What's that smell? Oh wait, it's the writing in these issues! I like my comics as serious as the next guy, but when the characters are this serious, this dramatic, without any trace of humor whatsoever then it's totally laughable. If I were buying monthlies back then I would have quit!
Collects The Twelve Nos. 1-6 (cover dates March- August, 2008)
…and here we have Marvel’s answer to Dynamite's Project Superpowers, and Marvel wins hands down. This is superior in every way, shape and form, thanks to J. Michael Straczynski's excellent writing and the team of Chris Weston and Gary Leach turning in finely detailed artwork that is absolutely beautiful. I really enjoyed seeing characters that were cheesy back-up features from various Golden Age Masterworks dusted off and brought back to life. I think that perhaps that is one of the reasons that this trumped PS; the characters weren't just some ad-hoc conglomerate, but they all retroactively existed in the Marvel Universe. I don't mind ret-cons in this respect. Unfortunately, this series has been put on hiatus for science knows how long, as JMS is busy doing some movie or whatever. This is one of the Marvel Premiere Edition Hardcovers, and I gotta say that I love the format. Sure it has glued and not sewn binding, but these are usually on the skinny side so it is not an issue to me.
Collects Clandestine (Vol. 2) Nos. 1-5 (cover dates April- August, 2008)
Another solid batch of tales of the Destine family and their adventures. Alan Davis' warm writing and artwork make this an enjoyable read. I dislike how the covers are collected in a gallery in the back of the book rather than their proper location as chapter markers. This whole thing reads like one giant story, so maybe that was the point. Who knows?
Collects Marvel Two-In-One Nos. 26-52 and Marvel Two-In-One Annual Nos. 2, 3 (cover dates April, 1977- June, 1979).

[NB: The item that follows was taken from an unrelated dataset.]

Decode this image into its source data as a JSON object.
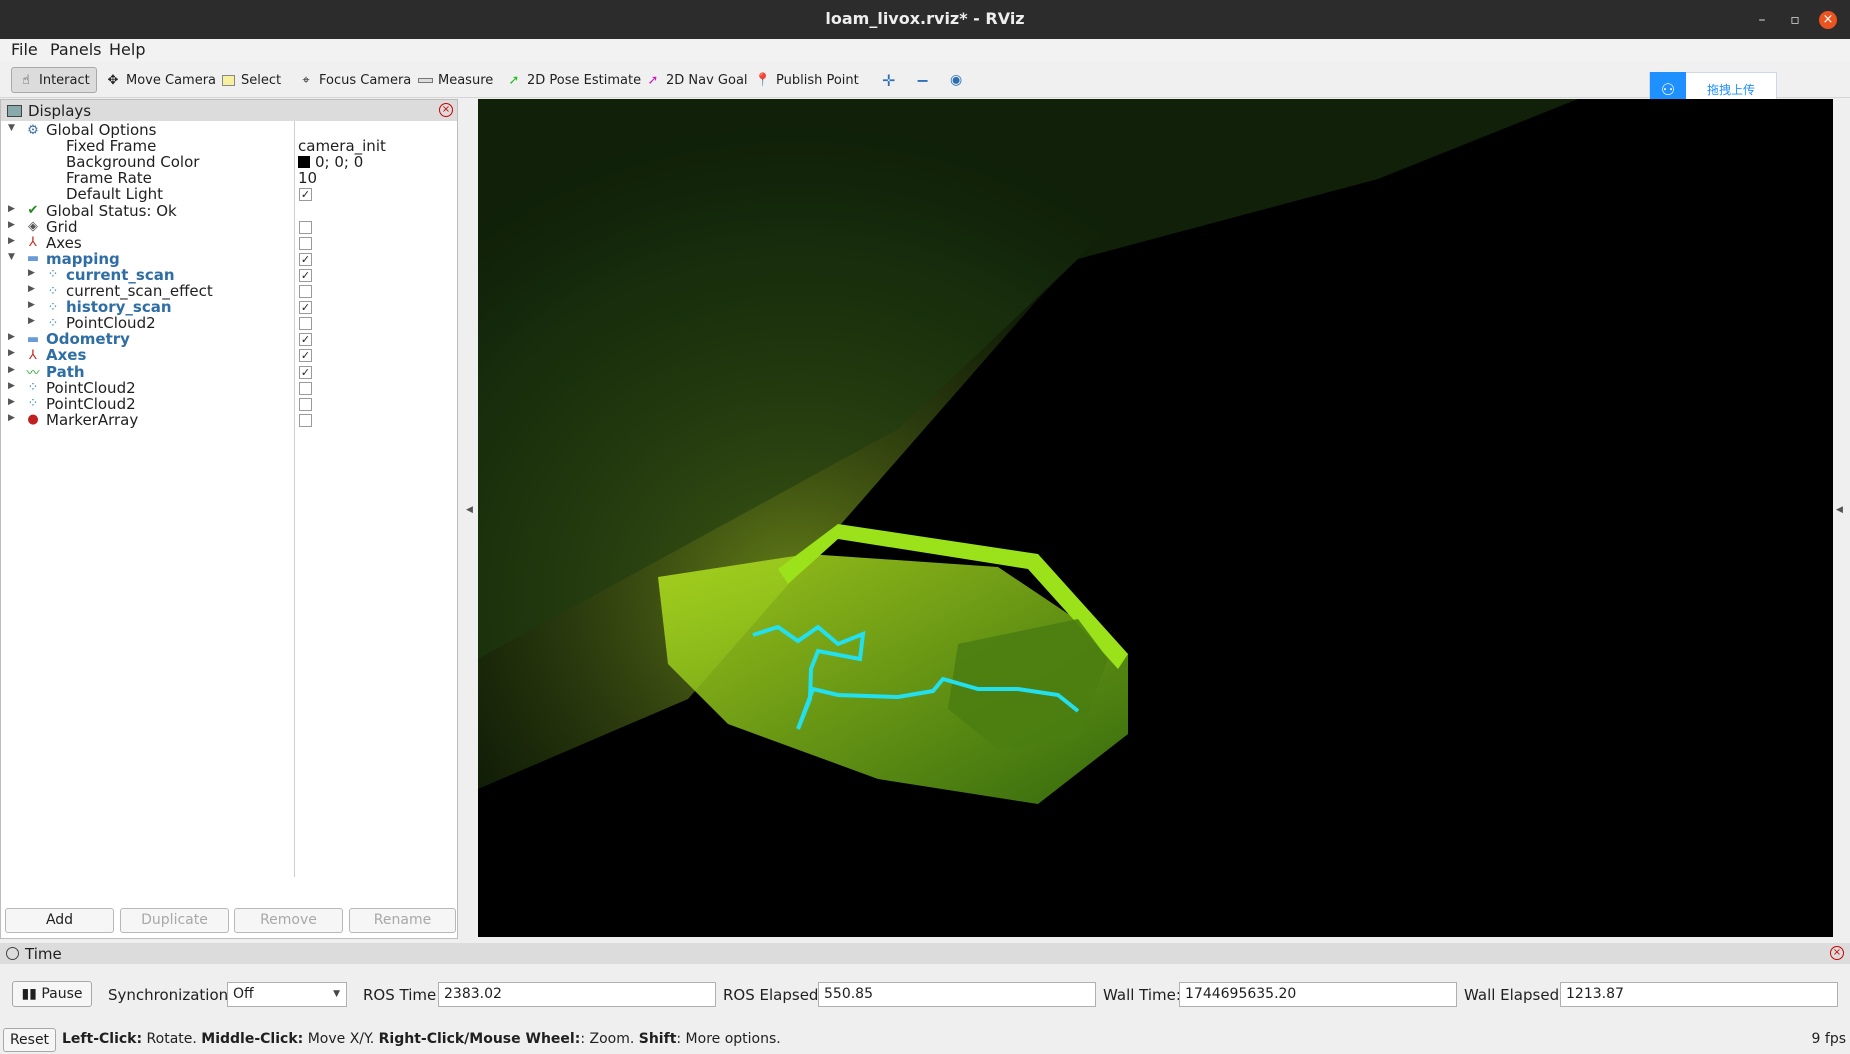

Nearly every single Bronze Age journeyman handled this title, and it didn't miss a beat. The Thing is entertaining as the star of his own series, and I hope that they keep the phone books coming all of the way through his solo series in the '80s.
Collects Marvel Adventures Spider-Man Nos. 37-40 (cover dates May- August, 2008)
This series remains a satisfying, if continuity challenged, read. It's a treat to see Swarm again!